So today, I received my copy of the new Flobots album, “Fight With Tools”, and all I can say is these guys have got me excited… in a big way. Despite the fact that they’ve been taking a pounding in the music blogosphere lately, I have high hopes for Flobots.
The problem with that Popmatters review linked to above – in my opinion – is that they seem to be missing the entire point of the song that they eviscerate there, “Handlebars”; something which I find surprising, considering the fact that the point is made clear by the video that accompanied the single. Let’s take a look at some of the choice words in that review:
At one point in “Handlebars”, the narrator boasts that he and his friend made a comic book. Hey guy, guess what? I made a bunch of comic books with my friend Josh when we were kids. It was a series called Goggle Guy. We made about 10 different issues and actually sold some of them. Call me when you and your buddy pop out issue number two, which will hopefully happen sometime before you “end the planet in a holocaust” as you threaten toward the end of your little brag session.
Um. No. See, as I see it, the song isn’t about a bragging session at all. It’s a song about the infinite possibilities that we all have as kids; that idiom that anything is possible as long as we believe in ourselves. After all, it’s opening lines of “I can ride my bike with no handlebars, no handlebars” hit you over your head with that wide-eyed, child-like innocence
But, at the same time, it’s a song about how that potential is beaten out of us by life… how life can jade us, and steal our innocence.
And, ultimately, it’s a song that talks about the fact that, while we have all the potential in the world to do all these good things (“I can design an engine sixty four miles to a gallon of gasoline, I can make new antibiotics“), we squander this responsibility. When they’re talking about “ending the world in a holocaust”, they aren’t literally saying that they will (I feel like a dumbass for even having to point that out to the reviewer)… they’re talking about the powers that be. I mean, listen to that last stanza and it’s blindingly obvious:
My reach is global
My tower secure
My cause is noble
My power is pure
I can hand out a million vaccinations
Or let’em all die from exasperation
Have’em all healed from their lacerations
Have’em all killed by assassination
I can make anybody go to prison
Just because I don’t like’em and
I can do anything with no permission
I have it all under my command
Because I can guide a missile by satellite
And I can hit a target through a telescope
Through a telescope
Through a telescope
And I can end the planet in a holocaust
In a holocaust
Gah. I got a bit carried away there, but that review irritated me no end, and I needed to get that out. But this post isn’t meant to be an analysis of “Handlebars”.
What this is meant to be, is a post saying: these guys are good. Mixing hip-hop with a groove-fusing rhythym section, violins and trumpets… in a tightness beyond belief? Yeah, it’s good. And the productions values on “Fight With Tools” looks to have been flawless.
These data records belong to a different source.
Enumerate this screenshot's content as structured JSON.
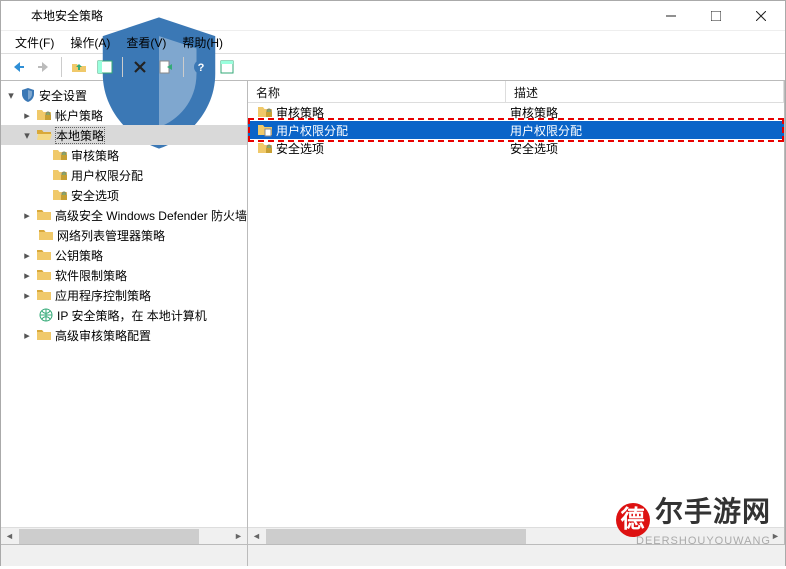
{
  "window": {
    "title": "本地安全策略"
  },
  "menus": {
    "file": "文件(F)",
    "action": "操作(A)",
    "view": "查看(V)",
    "help": "帮助(H)"
  },
  "tree": {
    "root": "安全设置",
    "items": [
      {
        "label": "帐户策略"
      },
      {
        "label": "本地策略"
      },
      {
        "label": "审核策略"
      },
      {
        "label": "用户权限分配"
      },
      {
        "label": "安全选项"
      },
      {
        "label": "高级安全 Windows Defender 防火墙"
      },
      {
        "label": "网络列表管理器策略"
      },
      {
        "label": "公钥策略"
      },
      {
        "label": "软件限制策略"
      },
      {
        "label": "应用程序控制策略"
      },
      {
        "label": "IP 安全策略，在 本地计算机"
      },
      {
        "label": "高级审核策略配置"
      }
    ]
  },
  "list": {
    "cols": {
      "name": "名称",
      "desc": "描述"
    },
    "rows": [
      {
        "name": "审核策略",
        "desc": "审核策略"
      },
      {
        "name": "用户权限分配",
        "desc": "用户权限分配"
      },
      {
        "name": "安全选项",
        "desc": "安全选项"
      }
    ]
  },
  "watermark": {
    "circle": "德",
    "big": "尔手游网",
    "small": "DEERSHOUYOUWANG"
  }
}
While they may not be “Rage Against The Machine” (and, let’s be honest, they’re nowhere near the same league… but then again, who is?), they offer something: they offer change. They offer hope. And that’s what music should do.
I’ve included three tracks from the album below. The first is the album intro, “There’s a War Going On For Your Mind“, which sets the mood for the album to come. The second, “Mayday!!!“, is a hard-hitting track, that in the hands of a lesser band, might have become a wall of mashed sound… yet somehow, Flobots pull it off. And, of course, the final track is the single, “Handlebars“.
Listen. Love. Support.